#### WHAT TO WORK ON:
Verbatim copy without pictures. Please print every entry as it stands.
[[ RECORDS FOR THE EXERCISE open ]]
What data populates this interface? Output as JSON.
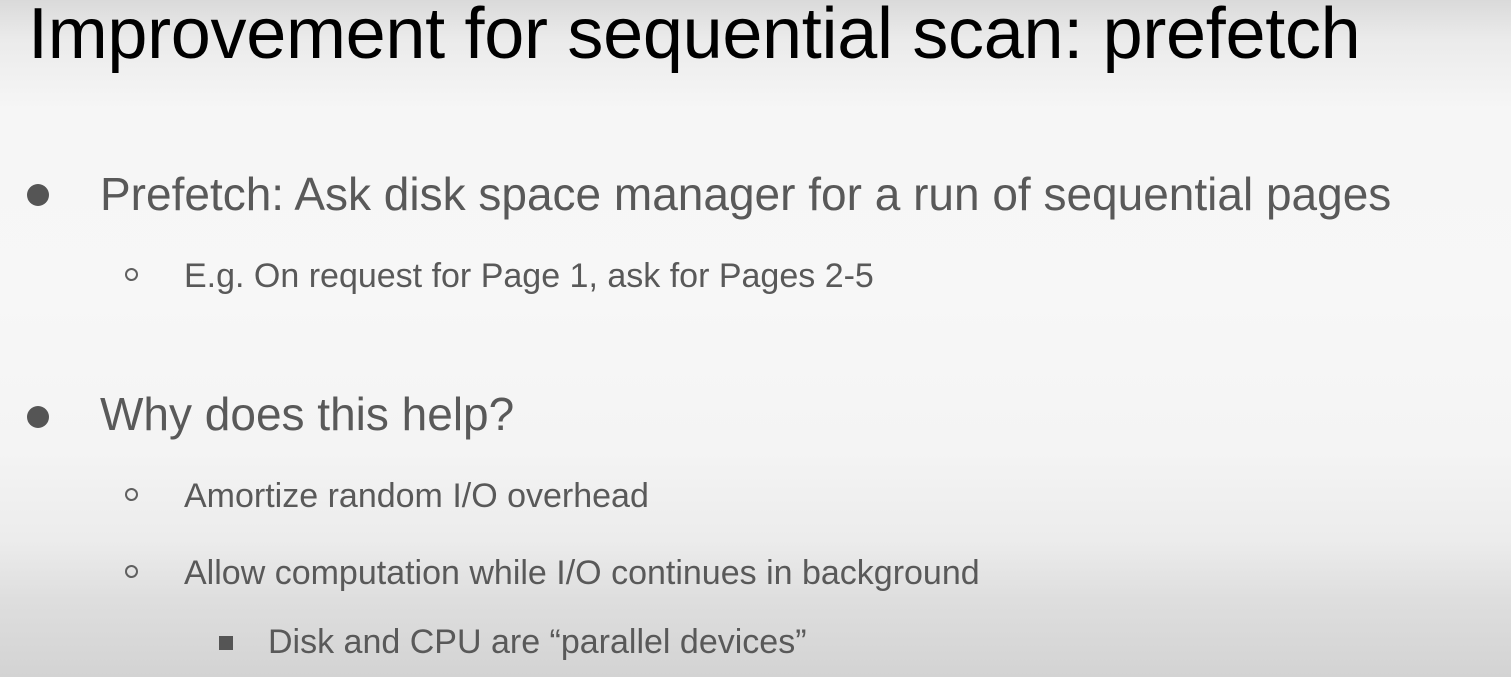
{
  "slide": {
    "title": "Improvement for sequential scan: prefetch",
    "bullets": [
      {
        "text": "Prefetch: Ask disk space manager for a run of sequential pages",
        "sub": [
          {
            "text": "E.g. On request for Page 1, ask for Pages 2-5"
          }
        ]
      },
      {
        "text": "Why does this help?",
        "sub": [
          {
            "text": "Amortize random I/O overhead"
          },
          {
            "text": "Allow computation while I/O continues in background",
            "sub": [
              {
                "text": "Disk and CPU are “parallel devices”"
              }
            ]
          }
        ]
      }
    ]
  }
}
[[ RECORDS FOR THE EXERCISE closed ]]
#### WRITTEN RESPONSE:
What data populates this interface? Output as JSON.
{
  "slide": {
    "title": "Improvement for sequential scan: prefetch",
    "bullets": [
      {
        "text": "Prefetch: Ask disk space manager for a run of sequential pages",
        "sub": [
          {
            "text": "E.g. On request for Page 1, ask for Pages 2-5"
          }
        ]
      },
      {
        "text": "Why does this help?",
        "sub": [
          {
            "text": "Amortize random I/O overhead"
          },
          {
            "text": "Allow computation while I/O continues in background",
            "sub": [
              {
                "text": "Disk and CPU are “parallel devices”"
              }
            ]
          }
        ]
      }
    ]
  }
}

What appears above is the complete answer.